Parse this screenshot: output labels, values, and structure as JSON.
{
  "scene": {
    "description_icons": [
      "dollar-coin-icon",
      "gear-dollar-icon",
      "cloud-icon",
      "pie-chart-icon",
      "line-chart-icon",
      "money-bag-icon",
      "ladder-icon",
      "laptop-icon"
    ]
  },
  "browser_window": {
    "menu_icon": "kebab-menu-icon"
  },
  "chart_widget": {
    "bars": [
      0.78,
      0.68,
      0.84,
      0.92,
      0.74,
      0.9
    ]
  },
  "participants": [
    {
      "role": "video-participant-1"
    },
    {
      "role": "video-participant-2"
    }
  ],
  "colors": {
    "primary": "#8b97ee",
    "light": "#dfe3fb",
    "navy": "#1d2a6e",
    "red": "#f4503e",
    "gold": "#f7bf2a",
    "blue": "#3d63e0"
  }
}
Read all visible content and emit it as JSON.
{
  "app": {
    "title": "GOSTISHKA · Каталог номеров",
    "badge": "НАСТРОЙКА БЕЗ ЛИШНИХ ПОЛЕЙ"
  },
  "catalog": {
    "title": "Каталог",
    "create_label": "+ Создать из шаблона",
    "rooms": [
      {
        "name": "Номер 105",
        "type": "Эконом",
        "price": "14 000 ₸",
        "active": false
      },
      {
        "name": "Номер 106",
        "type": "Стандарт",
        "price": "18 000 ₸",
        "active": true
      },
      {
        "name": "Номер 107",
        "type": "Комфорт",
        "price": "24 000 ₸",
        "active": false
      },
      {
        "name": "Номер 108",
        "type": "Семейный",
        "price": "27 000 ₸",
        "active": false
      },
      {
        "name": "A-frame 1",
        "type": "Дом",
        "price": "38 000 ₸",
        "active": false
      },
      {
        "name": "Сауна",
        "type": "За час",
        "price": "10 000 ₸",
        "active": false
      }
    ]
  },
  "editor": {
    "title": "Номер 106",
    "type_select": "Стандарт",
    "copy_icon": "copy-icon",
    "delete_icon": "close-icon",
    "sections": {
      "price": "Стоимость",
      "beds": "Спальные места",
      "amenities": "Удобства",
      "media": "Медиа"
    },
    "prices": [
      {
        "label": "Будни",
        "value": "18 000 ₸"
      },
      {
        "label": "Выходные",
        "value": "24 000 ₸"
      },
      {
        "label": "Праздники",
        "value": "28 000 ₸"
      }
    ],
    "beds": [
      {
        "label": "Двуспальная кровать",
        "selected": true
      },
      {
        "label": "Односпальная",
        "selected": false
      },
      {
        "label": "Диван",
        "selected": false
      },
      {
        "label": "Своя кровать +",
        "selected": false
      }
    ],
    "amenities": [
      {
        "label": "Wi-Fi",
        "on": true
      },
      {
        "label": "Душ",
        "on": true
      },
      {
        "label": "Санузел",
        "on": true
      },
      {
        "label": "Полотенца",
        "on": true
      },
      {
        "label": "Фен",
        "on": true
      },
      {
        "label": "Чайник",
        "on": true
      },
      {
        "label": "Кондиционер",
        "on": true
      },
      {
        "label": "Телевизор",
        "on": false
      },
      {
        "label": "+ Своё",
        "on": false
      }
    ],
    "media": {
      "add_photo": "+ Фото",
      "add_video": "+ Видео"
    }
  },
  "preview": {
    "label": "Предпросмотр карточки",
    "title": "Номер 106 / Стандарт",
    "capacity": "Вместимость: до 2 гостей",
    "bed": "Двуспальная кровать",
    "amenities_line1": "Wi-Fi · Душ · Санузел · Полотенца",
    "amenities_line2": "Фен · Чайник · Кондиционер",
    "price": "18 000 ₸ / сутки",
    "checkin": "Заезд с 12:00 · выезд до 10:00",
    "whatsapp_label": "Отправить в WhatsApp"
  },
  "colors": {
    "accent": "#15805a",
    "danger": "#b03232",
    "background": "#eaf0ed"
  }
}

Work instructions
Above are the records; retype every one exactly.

Response to the task
Parse this screenshot: output labels, values, and structure as JSON.
{
  "scene": {
    "description_icons": [
      "dollar-coin-icon",
      "gear-dollar-icon",
      "cloud-icon",
      "pie-chart-icon",
      "line-chart-icon",
      "money-bag-icon",
      "ladder-icon",
      "laptop-icon"
    ]
  },
  "browser_window": {
    "menu_icon": "kebab-menu-icon"
  },
  "chart_widget": {
    "bars": [
      0.78,
      0.68,
      0.84,
      0.92,
      0.74,
      0.9
    ]
  },
  "participants": [
    {
      "role": "video-participant-1"
    },
    {
      "role": "video-participant-2"
    }
  ],
  "colors": {
    "primary": "#8b97ee",
    "light": "#dfe3fb",
    "navy": "#1d2a6e",
    "red": "#f4503e",
    "gold": "#f7bf2a",
    "blue": "#3d63e0"
  }
}
Read all visible content and emit it as JSON.
{
  "app": {
    "title": "GOSTISHKA · Каталог номеров",
    "badge": "НАСТРОЙКА БЕЗ ЛИШНИХ ПОЛЕЙ"
  },
  "catalog": {
    "title": "Каталог",
    "create_label": "+ Создать из шаблона",
    "rooms": [
      {
        "name": "Номер 105",
        "type": "Эконом",
        "price": "14 000 ₸",
        "active": false
      },
      {
        "name": "Номер 106",
        "type": "Стандарт",
        "price": "18 000 ₸",
        "active": true
      },
      {
        "name": "Номер 107",
        "type": "Комфорт",
        "price": "24 000 ₸",
        "active": false
      },
      {
        "name": "Номер 108",
        "type": "Семейный",
        "price": "27 000 ₸",
        "active": false
      },
      {
        "name": "A-frame 1",
        "type": "Дом",
        "price": "38 000 ₸",
        "active": false
      },
      {
        "name": "Сауна",
        "type": "За час",
        "price": "10 000 ₸",
        "active": false
      }
    ]
  },
  "editor": {
    "title": "Номер 106",
    "type_select": "Стандарт",
    "copy_icon": "copy-icon",
    "delete_icon": "close-icon",
    "sections": {
      "price": "Стоимость",
      "beds": "Спальные места",
      "amenities": "Удобства",
      "media": "Медиа"
    },
    "prices": [
      {
        "label": "Будни",
        "value": "18 000 ₸"
      },
      {
        "label": "Выходные",
        "value": "24 000 ₸"
      },
      {
        "label": "Праздники",
        "value": "28 000 ₸"
      }
    ],
    "beds": [
      {
        "label": "Двуспальная кровать",
        "selected": true
      },
      {
        "label": "Односпальная",
        "selected": false
      },
      {
        "label": "Диван",
        "selected": false
      },
      {
        "label": "Своя кровать +",
        "selected": false
      }
    ],
    "amenities": [
      {
        "label": "Wi-Fi",
        "on": true
      },
      {
        "label": "Душ",
        "on": true
      },
      {
        "label": "Санузел",
        "on": true
      },
      {
        "label": "Полотенца",
        "on": true
      },
      {
        "label": "Фен",
        "on": true
      },
      {
        "label": "Чайник",
        "on": true
      },
      {
        "label": "Кондиционер",
        "on": true
      },
      {
        "label": "Телевизор",
        "on": false
      },
      {
        "label": "+ Своё",
        "on": false
      }
    ],
    "media": {
      "add_photo": "+ Фото",
      "add_video": "+ Видео"
    }
  },
  "preview": {
    "label": "Предпросмотр карточки",
    "title": "Номер 106 / Стандарт",
    "capacity": "Вместимость: до 2 гостей",
    "bed": "Двуспальная кровать",
    "amenities_line1": "Wi-Fi · Душ · Санузел · Полотенца",
    "amenities_line2": "Фен · Чайник · Кондиционер",
    "price": "18 000 ₸ / сутки",
    "checkin": "Заезд с 12:00 · выезд до 10:00",
    "whatsapp_label": "Отправить в WhatsApp"
  },
  "colors": {
    "accent": "#15805a",
    "danger": "#b03232",
    "background": "#eaf0ed"
  }
}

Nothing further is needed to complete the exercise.